During the second week of American Cheese Month, we’re tipping our hat to the goat ladies – the pioneers of goat-cheese making whose names are whispered in reverent tones among the cheese community. Names like Keehn, Schad and Fondiller – by which we mean Laini Fondilier of Lazy Lady Farm in Vermont. Colleen was lucky enough to snare a sample of Fondiller’s cheekily named Barick Obama almost five years on the eve of the president’s inauguration, but I hadn’t been able to locate any in my neck of the woods until last month, when the Cheese Shop at France 44 sold me its last tiny wedge of Tomme Delay. Yes, Fondiller obviously loves political puns, and though my views run about 180 degrees from this cheese’s namesake, I’d still vote for it in a cheese election.
A raw-milk, natural-rind hunk of a cheese, Tomme Delay starts off with a salty kick – it may be too strong for some, but I love salt almost as much as I love sugar, so it works for me. Later, the cheese’s milkiness cuts through the palate, followed by a few notes of slight stony must. I didn’t detect any tell-tale barnyard flavor, which is so common with goat-milk cheeses, in my Tomme Delay, but it has a sense of cragginess that distinguishes it from your typical clean chevre.

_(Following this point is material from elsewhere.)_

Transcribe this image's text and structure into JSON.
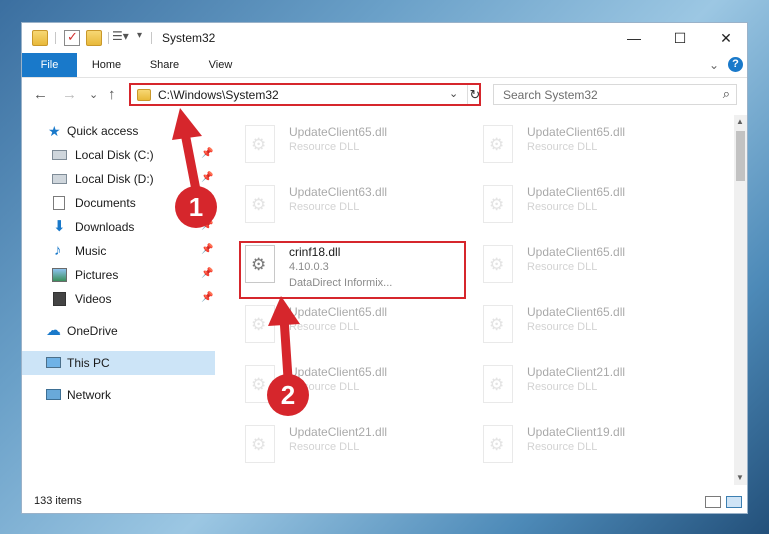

Though Tomme Delay definitely is partisan by name, its nature covers both sides of the aisle – the wine aisle, that is. Equally at home with a dry white or light- to medium-bodied red, the cheese acts as a solid cheeseboard anchor or a light snacker. Though these days, perhaps its sister cheese, Fil-A-Buster, is a more appropriate choice.